PROBLEM TO SOLVE:
From the records, return each line that has the word "title" in it.

Segment Start: DATA EXTRACTS

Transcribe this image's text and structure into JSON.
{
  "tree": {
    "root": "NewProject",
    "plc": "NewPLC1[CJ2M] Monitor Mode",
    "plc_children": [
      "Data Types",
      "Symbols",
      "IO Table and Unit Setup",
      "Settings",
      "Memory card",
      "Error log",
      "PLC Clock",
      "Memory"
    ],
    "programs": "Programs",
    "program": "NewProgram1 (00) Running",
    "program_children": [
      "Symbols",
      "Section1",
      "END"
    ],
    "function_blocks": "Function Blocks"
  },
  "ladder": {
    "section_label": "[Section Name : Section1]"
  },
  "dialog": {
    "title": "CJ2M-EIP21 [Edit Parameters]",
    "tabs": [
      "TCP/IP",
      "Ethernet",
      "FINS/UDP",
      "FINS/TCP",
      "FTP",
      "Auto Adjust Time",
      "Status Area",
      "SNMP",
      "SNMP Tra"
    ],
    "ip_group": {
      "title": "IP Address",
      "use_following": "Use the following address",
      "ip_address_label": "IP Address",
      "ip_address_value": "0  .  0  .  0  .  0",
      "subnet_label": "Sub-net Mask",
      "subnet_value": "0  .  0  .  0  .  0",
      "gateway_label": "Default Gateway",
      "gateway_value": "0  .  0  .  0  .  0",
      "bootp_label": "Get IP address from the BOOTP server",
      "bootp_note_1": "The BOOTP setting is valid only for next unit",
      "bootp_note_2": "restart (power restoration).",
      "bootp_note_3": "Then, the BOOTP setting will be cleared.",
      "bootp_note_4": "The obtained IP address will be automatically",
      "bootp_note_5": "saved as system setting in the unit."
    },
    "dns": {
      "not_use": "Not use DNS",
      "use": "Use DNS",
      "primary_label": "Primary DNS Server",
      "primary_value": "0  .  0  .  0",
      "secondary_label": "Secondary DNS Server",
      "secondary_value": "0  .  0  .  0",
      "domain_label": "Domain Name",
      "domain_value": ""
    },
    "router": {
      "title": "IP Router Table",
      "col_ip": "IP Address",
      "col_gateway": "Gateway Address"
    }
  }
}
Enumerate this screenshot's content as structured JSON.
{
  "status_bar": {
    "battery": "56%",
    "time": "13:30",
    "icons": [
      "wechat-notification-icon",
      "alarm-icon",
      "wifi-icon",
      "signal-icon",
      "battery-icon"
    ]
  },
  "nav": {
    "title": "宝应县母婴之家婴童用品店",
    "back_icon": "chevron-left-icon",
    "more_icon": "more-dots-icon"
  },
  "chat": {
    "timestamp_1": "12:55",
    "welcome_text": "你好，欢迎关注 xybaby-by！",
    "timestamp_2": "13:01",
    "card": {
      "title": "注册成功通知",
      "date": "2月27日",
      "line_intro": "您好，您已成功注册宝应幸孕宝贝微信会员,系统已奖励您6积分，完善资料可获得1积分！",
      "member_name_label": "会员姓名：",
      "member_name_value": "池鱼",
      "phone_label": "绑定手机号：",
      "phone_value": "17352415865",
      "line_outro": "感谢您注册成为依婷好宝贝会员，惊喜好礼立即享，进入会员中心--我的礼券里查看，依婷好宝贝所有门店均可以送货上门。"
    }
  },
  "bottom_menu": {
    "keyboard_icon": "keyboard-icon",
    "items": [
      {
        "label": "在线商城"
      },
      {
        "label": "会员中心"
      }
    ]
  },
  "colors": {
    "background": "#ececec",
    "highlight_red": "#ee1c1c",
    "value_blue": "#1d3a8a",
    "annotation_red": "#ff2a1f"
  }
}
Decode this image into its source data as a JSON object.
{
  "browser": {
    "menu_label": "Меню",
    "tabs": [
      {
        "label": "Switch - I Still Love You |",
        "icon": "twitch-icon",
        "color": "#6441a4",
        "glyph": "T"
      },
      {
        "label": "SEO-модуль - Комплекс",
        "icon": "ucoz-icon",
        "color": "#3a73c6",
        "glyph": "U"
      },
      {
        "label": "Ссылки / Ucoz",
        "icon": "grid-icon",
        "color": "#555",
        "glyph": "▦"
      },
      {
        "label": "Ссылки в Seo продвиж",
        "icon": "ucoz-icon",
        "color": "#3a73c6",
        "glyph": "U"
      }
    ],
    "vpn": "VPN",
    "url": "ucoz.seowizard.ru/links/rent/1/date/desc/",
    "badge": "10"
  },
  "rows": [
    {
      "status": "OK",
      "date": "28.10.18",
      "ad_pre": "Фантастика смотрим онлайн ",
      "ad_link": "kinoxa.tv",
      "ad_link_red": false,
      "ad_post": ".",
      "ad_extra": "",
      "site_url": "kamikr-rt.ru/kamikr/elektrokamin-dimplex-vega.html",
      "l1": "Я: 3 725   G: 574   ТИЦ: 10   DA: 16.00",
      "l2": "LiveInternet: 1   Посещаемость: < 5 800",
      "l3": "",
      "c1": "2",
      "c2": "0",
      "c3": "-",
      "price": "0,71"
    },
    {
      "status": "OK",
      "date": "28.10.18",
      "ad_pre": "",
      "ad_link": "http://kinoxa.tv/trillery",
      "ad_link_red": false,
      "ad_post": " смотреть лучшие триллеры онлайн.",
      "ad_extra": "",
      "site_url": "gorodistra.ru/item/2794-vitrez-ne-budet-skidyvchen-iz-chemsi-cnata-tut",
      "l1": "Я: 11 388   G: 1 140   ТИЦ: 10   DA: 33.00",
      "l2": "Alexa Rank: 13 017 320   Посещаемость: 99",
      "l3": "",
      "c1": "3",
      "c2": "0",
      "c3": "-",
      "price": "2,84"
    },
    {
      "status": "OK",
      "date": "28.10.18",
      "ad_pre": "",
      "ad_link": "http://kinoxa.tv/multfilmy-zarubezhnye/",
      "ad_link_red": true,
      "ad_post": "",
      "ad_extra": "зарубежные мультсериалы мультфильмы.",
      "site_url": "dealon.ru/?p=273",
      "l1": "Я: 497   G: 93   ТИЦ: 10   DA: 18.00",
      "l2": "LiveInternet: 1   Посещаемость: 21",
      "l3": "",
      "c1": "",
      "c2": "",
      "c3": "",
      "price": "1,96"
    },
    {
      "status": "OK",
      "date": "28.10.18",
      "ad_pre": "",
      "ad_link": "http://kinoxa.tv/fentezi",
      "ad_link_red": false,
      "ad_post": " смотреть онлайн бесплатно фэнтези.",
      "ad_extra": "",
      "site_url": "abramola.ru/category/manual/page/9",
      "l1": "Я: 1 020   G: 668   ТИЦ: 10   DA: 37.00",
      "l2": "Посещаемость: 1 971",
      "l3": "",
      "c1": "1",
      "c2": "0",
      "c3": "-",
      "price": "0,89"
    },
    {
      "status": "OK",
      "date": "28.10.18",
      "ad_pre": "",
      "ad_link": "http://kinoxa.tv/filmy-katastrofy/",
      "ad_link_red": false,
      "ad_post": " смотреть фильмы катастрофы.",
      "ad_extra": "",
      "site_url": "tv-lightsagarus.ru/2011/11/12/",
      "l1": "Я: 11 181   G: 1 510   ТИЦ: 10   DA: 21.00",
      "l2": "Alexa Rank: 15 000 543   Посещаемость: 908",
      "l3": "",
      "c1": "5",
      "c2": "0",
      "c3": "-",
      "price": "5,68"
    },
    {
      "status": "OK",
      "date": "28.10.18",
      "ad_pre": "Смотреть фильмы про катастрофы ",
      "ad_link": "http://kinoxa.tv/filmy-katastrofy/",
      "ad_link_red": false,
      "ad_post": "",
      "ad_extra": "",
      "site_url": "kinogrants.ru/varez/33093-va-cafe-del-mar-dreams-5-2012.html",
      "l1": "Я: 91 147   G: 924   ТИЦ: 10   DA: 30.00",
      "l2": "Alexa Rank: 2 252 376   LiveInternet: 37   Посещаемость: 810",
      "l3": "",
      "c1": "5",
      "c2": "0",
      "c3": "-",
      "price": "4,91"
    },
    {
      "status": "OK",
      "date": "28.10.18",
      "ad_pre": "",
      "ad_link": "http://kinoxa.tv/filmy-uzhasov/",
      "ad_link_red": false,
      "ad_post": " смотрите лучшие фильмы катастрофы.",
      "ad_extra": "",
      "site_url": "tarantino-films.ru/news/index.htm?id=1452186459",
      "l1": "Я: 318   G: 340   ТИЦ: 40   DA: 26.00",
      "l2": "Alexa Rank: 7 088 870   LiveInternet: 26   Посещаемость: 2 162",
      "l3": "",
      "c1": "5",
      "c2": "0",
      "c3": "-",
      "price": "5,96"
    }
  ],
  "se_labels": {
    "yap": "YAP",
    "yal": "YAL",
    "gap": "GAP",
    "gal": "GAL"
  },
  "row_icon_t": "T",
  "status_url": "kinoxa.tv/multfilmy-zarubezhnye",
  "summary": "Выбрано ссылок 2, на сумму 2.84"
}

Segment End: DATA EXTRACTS

SOLUTION FOR THIS EXERCISE:
    "title": "CJ2M-EIP21 [Edit Parameters]",
      "title": "IP Address",
      "title": "IP Router Table",
    "title": "宝应县母婴之家婴童用品店",
      "title": "注册成功通知",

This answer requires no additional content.